Carbohydrates play a crucial role in providing energy for children. They are the body's primary source of fuel and are essential for growth, brain development, and overall health.
Carbohydrates are important for these reasons:
Carbohydrates are converted into glucose, which is the main source of energy for the body and the brain. Young children are highly active and have high energy needs, making carbohydrates vital for supporting their daily activities and growth.
The brain relies heavily on glucose as its primary fuel source. Adequate carbohydrate intake ensures a steady supply of glucose, supporting optimal brain function and cognitive development during this critical period of growth.
Carbohydrates include both simple sugars and complex carbohydrates, such as fiber. Fiber is important for promoting healthy digestion, preventing constipation, and maintaining a healthy weight. It also aids in nutrient absorption and supports the growth of beneficial gut bacteria.
Many carbohydrate-rich foods also provide essential vitamins, minerals, and phytonutrients necessary for overall health and development. It's important to choose nutrient-dense carbohydrate sources to support the child's overall nutrition.
Carbohydrate-rich foods suitable for children aged 6 months to 3 years include:
Fresh or cooked fruits provide natural sugars, fiber, and a range of essential vitamins and minerals. Examples include mashed bananas, pureed apples, sliced berries, and cooked pears.
Starchy vegetables like sweet potatoes, butternut squash, and peas are excellent sources of carbohydrates and provide additional nutrients like vitamins A and C. Non-starchy vegetables like carrots, broccoli, and spinach also contribute to carbohydrate intake while offering fiber and various nutrients.
As children transition to solid foods, introducing whole grains is important. Whole grain cereals, oatmeal, brown rice, whole wheat bread, and pasta provide complex carbohydrates, fiber, and additional nutrients like B vitamins and iron.
Lentils, chickpeas, black beans, and other legumes are not only rich in carbohydrates but also offer a good amount of protein and fiber. They can be included in purees, soups, or mashed for easy consumption.
If the child tolerates dairy, milk and yogurt are sources of carbohydrates, protein, and calcium.
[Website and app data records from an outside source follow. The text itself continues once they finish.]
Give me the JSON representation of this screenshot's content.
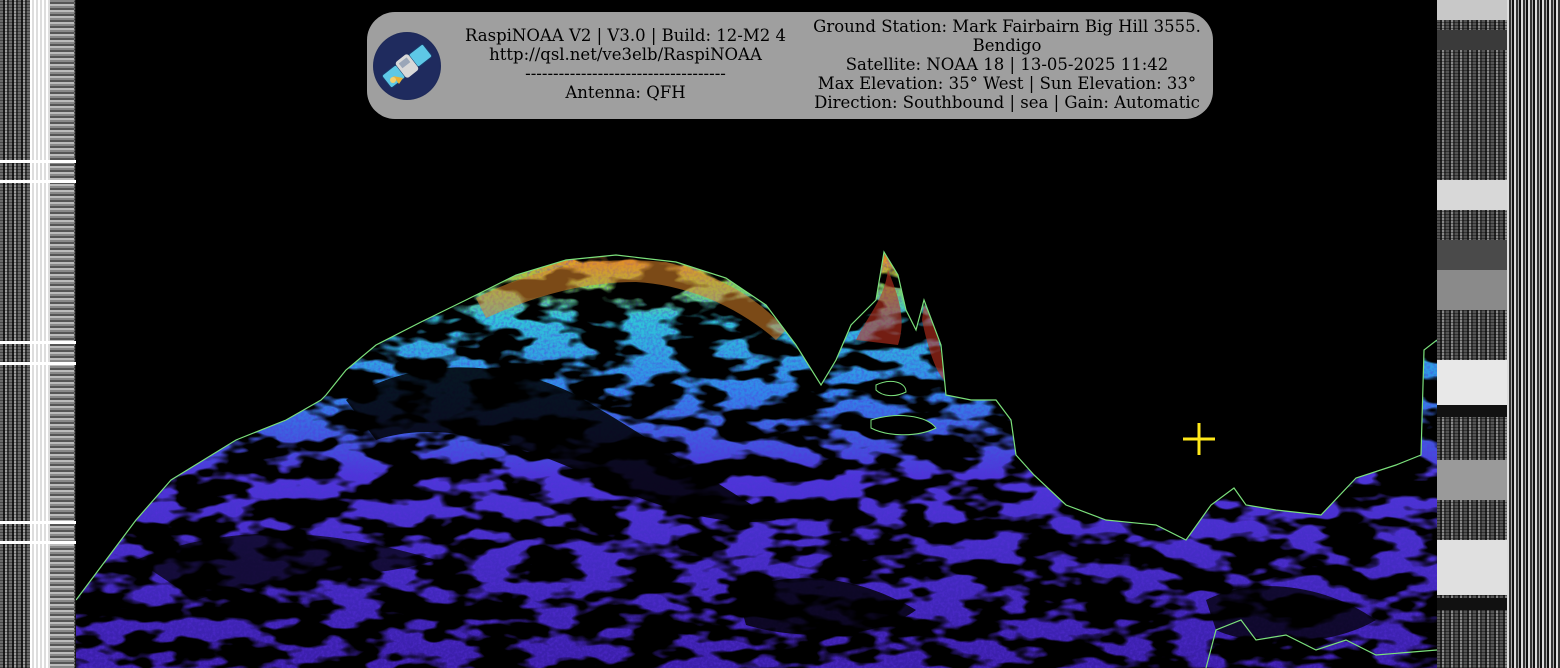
{
  "banner": {
    "title": "RaspiNOAA V2 | V3.0 | Build: 12-M2 4",
    "url": "http://qsl.net/ve3elb/RaspiNOAA",
    "separator": "------------------------------------",
    "antenna": "Antenna: QFH",
    "ground_station_line1": "Ground Station: Mark Fairbairn Big Hill 3555.",
    "ground_station_line2": "Bendigo",
    "satellite": "Satellite: NOAA 18 | 13-05-2025 11:42",
    "elevation": "Max Elevation: 35° West | Sun Elevation: 33°",
    "direction": "Direction: Southbound | sea | Gain: Automatic",
    "background_color": "#9f9f9f",
    "logo_icon": "satellite-logo-icon"
  },
  "imagery": {
    "kind": "NOAA APT sea-surface false-color enhancement",
    "background_color": "#000000",
    "coastline_color": "#7be07b",
    "palette": [
      "#3b1fb8",
      "#5a2ee0",
      "#2f6fe8",
      "#2fb6e0",
      "#4fd6b0",
      "#d8d23a",
      "#e0862a",
      "#c0301e"
    ],
    "marker_icon": "crosshair-icon",
    "marker_color": "#ffe81a"
  }
}
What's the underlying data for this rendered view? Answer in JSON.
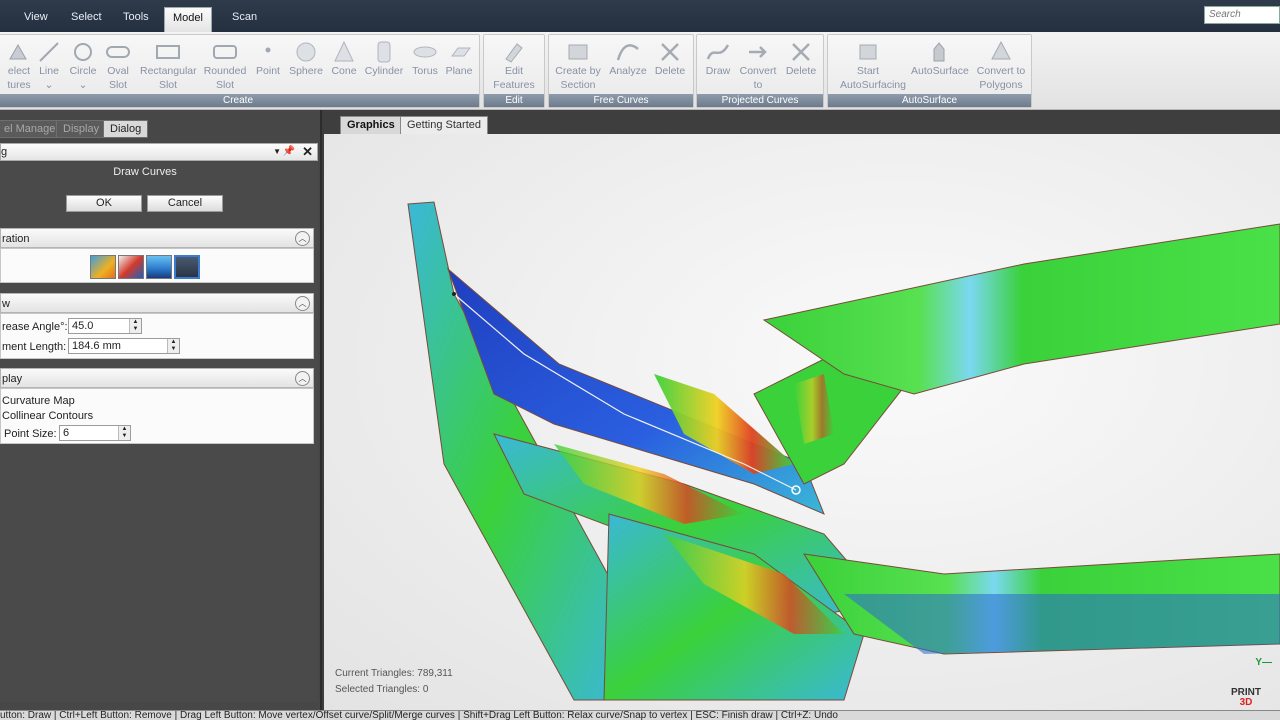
{
  "menu": {
    "tabs": [
      "View",
      "Select",
      "Tools",
      "Model",
      "Scan"
    ],
    "active": "Model",
    "search_placeholder": "Search"
  },
  "ribbon": {
    "create": {
      "label": "Create",
      "items": [
        {
          "line1": "elect",
          "line2": "tures"
        },
        {
          "line1": "Line",
          "line2": ""
        },
        {
          "line1": "Circle",
          "line2": ""
        },
        {
          "line1": "Oval",
          "line2": "Slot"
        },
        {
          "line1": "Rectangular",
          "line2": "Slot"
        },
        {
          "line1": "Rounded",
          "line2": "Slot"
        },
        {
          "line1": "Point",
          "line2": ""
        },
        {
          "line1": "Sphere",
          "line2": ""
        },
        {
          "line1": "Cone",
          "line2": ""
        },
        {
          "line1": "Cylinder",
          "line2": ""
        },
        {
          "line1": "Torus",
          "line2": ""
        },
        {
          "line1": "Plane",
          "line2": ""
        }
      ]
    },
    "edit": {
      "label": "Edit",
      "items": [
        {
          "line1": "Edit",
          "line2": "Features"
        }
      ]
    },
    "free_curves": {
      "label": "Free Curves",
      "items": [
        {
          "line1": "Create by",
          "line2": "Section"
        },
        {
          "line1": "Analyze",
          "line2": ""
        },
        {
          "line1": "Delete",
          "line2": ""
        }
      ]
    },
    "projected_curves": {
      "label": "Projected Curves",
      "items": [
        {
          "line1": "Draw",
          "line2": ""
        },
        {
          "line1": "Convert",
          "line2": "to"
        },
        {
          "line1": "Delete",
          "line2": ""
        }
      ]
    },
    "autosurface": {
      "label": "AutoSurface",
      "items": [
        {
          "line1": "Start",
          "line2": "AutoSurfacing"
        },
        {
          "line1": "AutoSurface",
          "line2": ""
        },
        {
          "line1": "Convert to",
          "line2": "Polygons"
        }
      ]
    }
  },
  "panel": {
    "tabs": [
      "el Manager",
      "Display",
      "Dialog"
    ],
    "active_tab": "Dialog",
    "dialog_header": "g",
    "dialog_title": "Draw Curves",
    "ok_label": "OK",
    "cancel_label": "Cancel",
    "sections": {
      "operation": {
        "title": "ration"
      },
      "view": {
        "title": "w",
        "crease_angle_label": "rease Angle°:",
        "crease_angle_value": "45.0",
        "segment_length_label": "ment Length:",
        "segment_length_value": "184.6 mm"
      },
      "display": {
        "title": "play",
        "curvature_map_label": "Curvature Map",
        "collinear_label": "Collinear Contours",
        "point_size_label": "Point Size:",
        "point_size_value": "6"
      }
    },
    "op_colors": [
      "#e0a020",
      "#d23a2a",
      "#2e7fd0",
      "#3a4a60"
    ]
  },
  "graphics": {
    "tabs": [
      "Graphics",
      "Getting Started"
    ],
    "active_tab": "Graphics",
    "current_triangles": "Current Triangles: 789,311",
    "selected_triangles": "Selected Triangles: 0",
    "logo_line1": "PRINT",
    "logo_line2": "3D",
    "axis_label": "Y"
  },
  "statusbar": {
    "text": "utton: Draw | Ctrl+Left Button: Remove | Drag Left Button: Move vertex/Offset curve/Split/Merge curves | Shift+Drag Left Button: Relax curve/Snap to vertex | ESC: Finish draw | Ctrl+Z: Undo"
  },
  "colors": {
    "accent_blue": "#1f3fbf",
    "heat_green": "#3ad13a",
    "heat_red": "#e04020",
    "heat_cyan": "#3ab8d8"
  }
}
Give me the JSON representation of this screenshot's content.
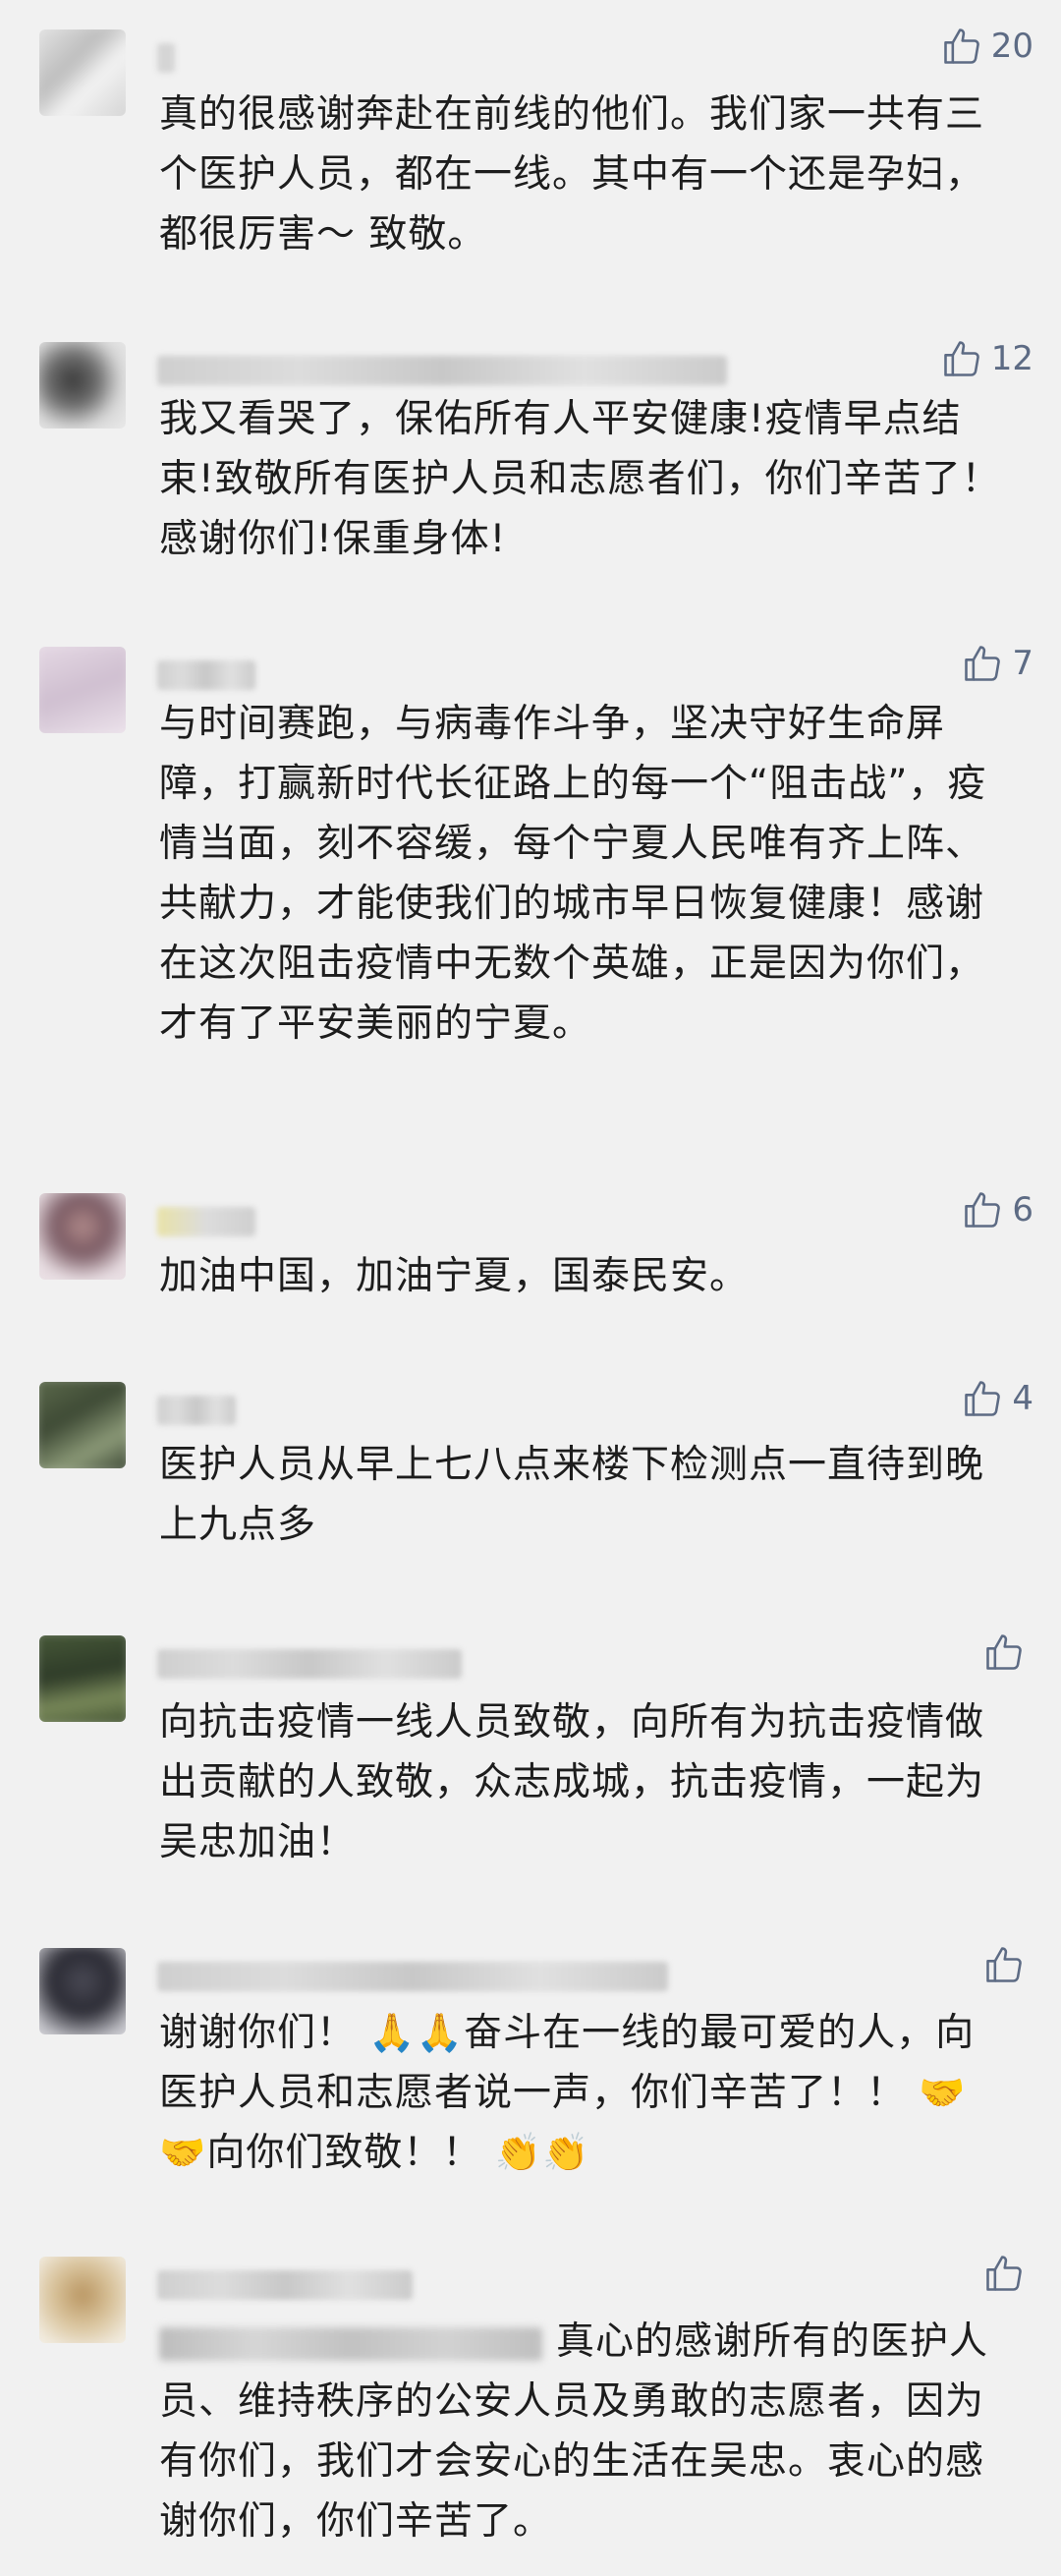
{
  "comments": [
    {
      "likes": "20",
      "text": "真的很感谢奔赴在前线的他们。我们家一共有三个医护人员，都在一线。其中有一个还是孕妇，都很厉害～ 致敬。"
    },
    {
      "likes": "12",
      "text": "我又看哭了，保佑所有人平安健康!疫情早点结束!致敬所有医护人员和志愿者们，你们辛苦了！感谢你们!保重身体!"
    },
    {
      "likes": "7",
      "text": "与时间赛跑，与病毒作斗争，坚决守好生命屏障，打赢新时代长征路上的每一个“阻击战”，疫情当面，刻不容缓，每个宁夏人民唯有齐上阵、共献力，才能使我们的城市早日恢复健康！感谢在这次阻击疫情中无数个英雄，正是因为你们，才有了平安美丽的宁夏。"
    },
    {
      "likes": "6",
      "text": "加油中国，加油宁夏，国泰民安。"
    },
    {
      "likes": "4",
      "text": "医护人员从早上七八点来楼下检测点一直待到晚上九点多"
    },
    {
      "likes": "",
      "text": "向抗击疫情一线人员致敬，向所有为抗击疫情做出贡献的人致敬，众志成城，抗击疫情，一起为吴忠加油！"
    },
    {
      "likes": "",
      "text_a": "谢谢你们！",
      "emoji_a": "🙏🙏",
      "text_b": "奋斗在一线的最可爱的人，向医护人员和志愿者说一声，你们辛苦了！！",
      "emoji_b": "🤝🤝",
      "text_c": "向你们致敬！！",
      "emoji_c": "👏👏"
    },
    {
      "likes": "",
      "text": "真心的感谢所有的医护人员、维持秩序的公安人员及勇敢的志愿者，因为有你们，我们才会安心的生活在吴忠。衷心的感谢你们，你们辛苦了。"
    }
  ],
  "icons": {
    "like": "thumbs-up-icon"
  },
  "colors": {
    "background": "#f1f1f1",
    "like": "#5d6b84",
    "text": "#1d1d1d"
  }
}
Opt for full-fat or age-appropriate dairy products to ensure adequate calorie and nutrient intake.
It's important to note that while carbohydrates are important, it's essential to maintain a balanced diet that includes a variety of food groups.
Consult with a pediatrician or registered dietitian for personalized guidance on meeting the specific nutritional needs of children between 6 months and 3 years of age, including carbohydrate requirements.